Emergency response to Extreme Winter Condition (Dzud)
March 2017~

  • ©SCJ ©SCJ
  • ©SCJ ©SCJ
  • ©SCJ ©SCJ
  • ©SCJ ©SCJ

Dzud is a natural disaster unique to Mongolia, where the summer drought is followed by heavy winter snow and extreme cold temperatures that dip below -40 degrees Celsius (*1) Beginning in November 2015, Mongolia experienced severe snowfall and extreme cold temperatures below -50 degrees Celsius, and after late January of 2016, 211 of the total 339 districts across the nation had fallen into a state of dzud, this uniquely Mongolian large-scale snow disaster, or in a near-dzud condition (*2). At JPF, we launched the "Mongolia Snow Disaster Response 2016" assistance program in April 2016, and began providing assistance for households whose livelihoods were deteriorated by the snow disaster through distribution of food, school supplies for the children, and heater fuel for schools and boarding houses.
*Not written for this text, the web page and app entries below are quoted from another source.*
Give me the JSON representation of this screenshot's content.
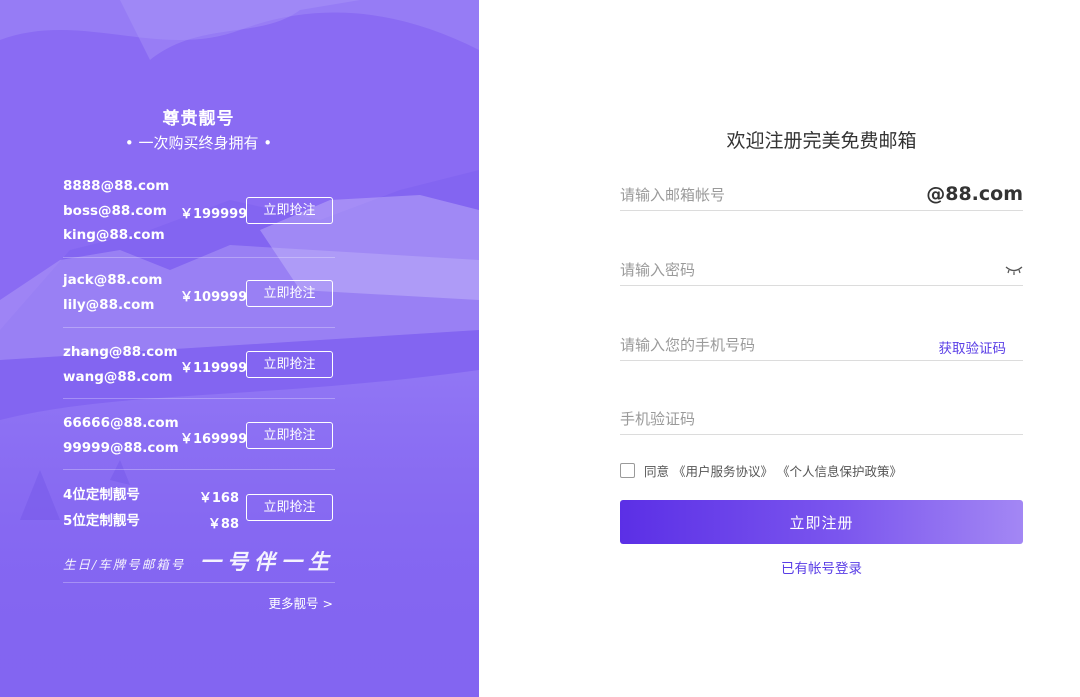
{
  "promo": {
    "title": "尊贵靓号",
    "subtitle": "• 一次购买终身拥有 •",
    "offers": [
      {
        "emails": [
          "8888@88.com",
          "boss@88.com",
          "king@88.com"
        ],
        "price": "￥199999",
        "button": "立即抢注"
      },
      {
        "emails": [
          "jack@88.com",
          "lily@88.com"
        ],
        "price": "￥109999",
        "button": "立即抢注"
      },
      {
        "emails": [
          "zhang@88.com",
          "wang@88.com"
        ],
        "price": "￥119999",
        "button": "立即抢注"
      },
      {
        "emails": [
          "66666@88.com",
          "99999@88.com"
        ],
        "price": "￥169999",
        "button": "立即抢注"
      },
      {
        "emails": [
          "4位定制靓号",
          "5位定制靓号"
        ],
        "prices": [
          "￥168",
          "￥88"
        ],
        "button": "立即抢注"
      }
    ],
    "slogan_small": "生日/车牌号邮箱号",
    "slogan_big": "一号伴一生",
    "more_link": "更多靓号 >"
  },
  "form": {
    "title": "欢迎注册完美免费邮箱",
    "email_placeholder": "请输入邮箱帐号",
    "email_suffix": "@88.com",
    "password_placeholder": "请输入密码",
    "phone_placeholder": "请输入您的手机号码",
    "get_code_label": "获取验证码",
    "code_placeholder": "手机验证码",
    "agree_prefix": "同意",
    "terms_link": "《用户服务协议》",
    "privacy_link": "《个人信息保护政策》",
    "submit_label": "立即注册",
    "login_link": "已有帐号登录"
  },
  "colors": {
    "panel_purple": "#8b6cf4",
    "accent": "#5a3ee6",
    "button_gradient_start": "#5b2fe6",
    "button_gradient_end": "#a387f4"
  },
  "icons": {
    "password_toggle": "closed-eye-icon"
  }
}
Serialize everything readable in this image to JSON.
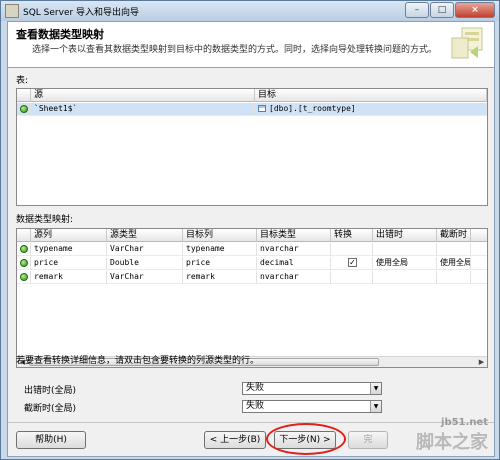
{
  "window": {
    "title": "SQL Server 导入和导出向导",
    "buttons": [
      "–",
      "□",
      "×"
    ]
  },
  "header": {
    "title": "查看数据类型映射",
    "description": "选择一个表以查看其数据类型映射到目标中的数据类型的方式。同时，选择向导处理转换问题的方式。"
  },
  "tables_section": {
    "label": "表:",
    "columns": [
      "源",
      "目标"
    ],
    "rows": [
      {
        "status_icon": "ok-icon",
        "source": "`Sheet1$`",
        "target": "[dbo].[t_roomtype]"
      }
    ]
  },
  "mapping_section": {
    "label": "数据类型映射:",
    "columns": [
      "源列",
      "源类型",
      "目标列",
      "目标类型",
      "转换",
      "出错时",
      "截断时"
    ],
    "rows": [
      {
        "source_col": "typename",
        "source_type": "VarChar",
        "target_col": "typename",
        "target_type": "nvarchar",
        "convert": "",
        "on_error": "",
        "on_truncate": ""
      },
      {
        "source_col": "price",
        "source_type": "Double",
        "target_col": "price",
        "target_type": "decimal",
        "convert": "checked",
        "on_error": "使用全局",
        "on_truncate": "使用全局"
      },
      {
        "source_col": "remark",
        "source_type": "VarChar",
        "target_col": "remark",
        "target_type": "nvarchar",
        "convert": "",
        "on_error": "",
        "on_truncate": ""
      }
    ],
    "hint": "若要查看转换详细信息，请双击包含要转换的列源类型的行。"
  },
  "global_options": {
    "on_error_label": "出错时(全局)",
    "on_error_value": "失败",
    "on_truncate_label": "截断时(全局)",
    "on_truncate_value": "失败"
  },
  "buttons": {
    "help": "帮助(H)",
    "back": "< 上一步(B)",
    "next": "下一步(N) >",
    "finish": "完"
  },
  "watermark": {
    "site": "jb51.net",
    "name": "脚本之家"
  }
}
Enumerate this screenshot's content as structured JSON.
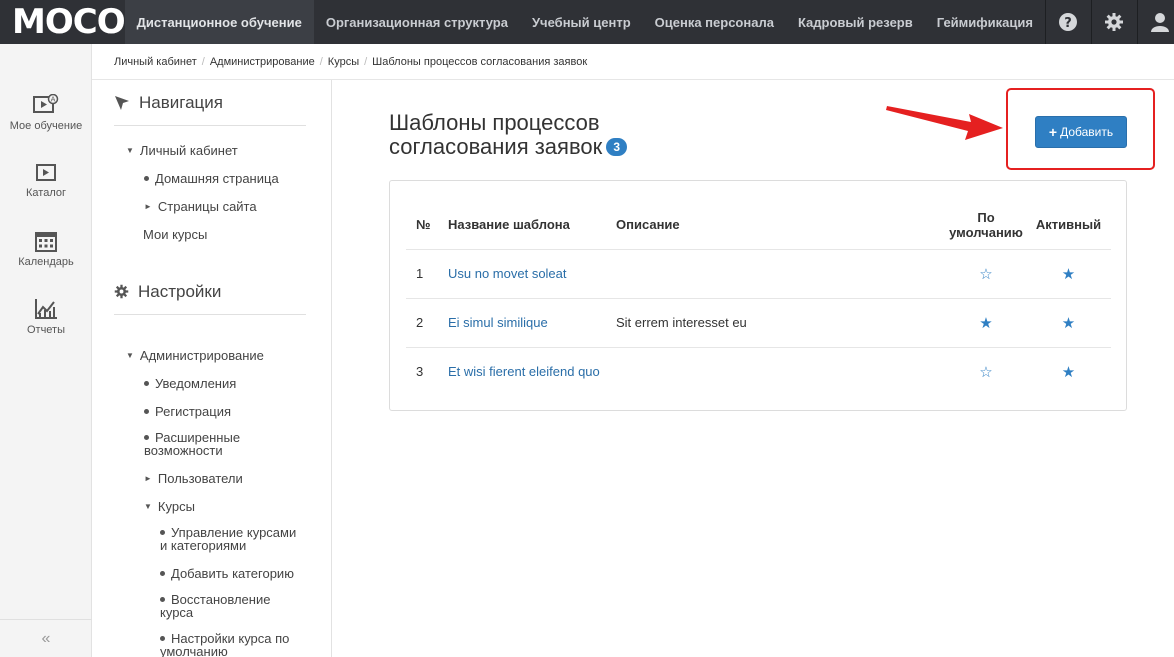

However, Mongolia is experiencing dzud again, with an unprecedented amount of heavy snowfall and extreme cold temperatures over 50 degrees Celsius below zero. Mongolian government expressed concerns over the damages spreading across the entire country, and requested international assistance on December 23, 2016. In response, the UN has begun to head assistance efforts there.

Given the current conditions and the action by UN and based on reports from JPF member NGOs, JPF launched the assistance program "Mongolia Snow Disaster Response 2017." Our assistance provision has begun in Mongolia on March 1 (*3).

*1:Dzud is a cyclical slow onset disaster unique to Mongolia. It consists of a summer drought, resulting in insufficient production of hay, followed by very heavy winter snow (10 to 350 cm), winds and lower than normal temperatures (-40°C to -50°C) during which an excessive number of livestock die causing basic services, and in the longer term, livelihoods to collapse in vulnerable herder communities.(IFRC Emergency Appeal, Mongolia: Extreme Winter Condition, 29 Feb 2016)
*2:OCHA, Asia and Pacific: Weekly Regional Humanitarian Snapshot 16-22 February 2016
*3: Save the Children Japan (SCJ) began its project on March 1. Children from nomadic families, who lost their cattle to the dzud and consequently had their livelihood strained, were forced to miss school to take care of the cattle, and this absence often make them fall behind in schoolwork. Also, when extreme cold prolongs, schools and boarding houses may fall short on their fuel budget and limit heater usage, making it exceedingly difficult to secure safe studying and living environment for the children. SCJ is providing assistance for these children in the areas of education as well as disaster prevention.

Program Overview

Response Period 12 months
Budget 80 million yen

NGO's Project : Save the Children Japan (SCJ)

Striving to minimize the negative impact on children's education

NGO's ProjectNomadic households that have lost their livelihood due to zuds, a natural disaster unique to Mongolia where livestock die as a result of a severe winter, have become impoverished, and some children must help their families survive. This may cause some children to be absent from school for long periods of time. SCJ assists the children of these nomadic families with education allowance for children and supplementary classes to reduce the negative impact on their education. In addition, it provides training on emergency psychosocial treatment for children. SCJ also delivers heating fuel to schools and dormitories to create a better schooling environment for children.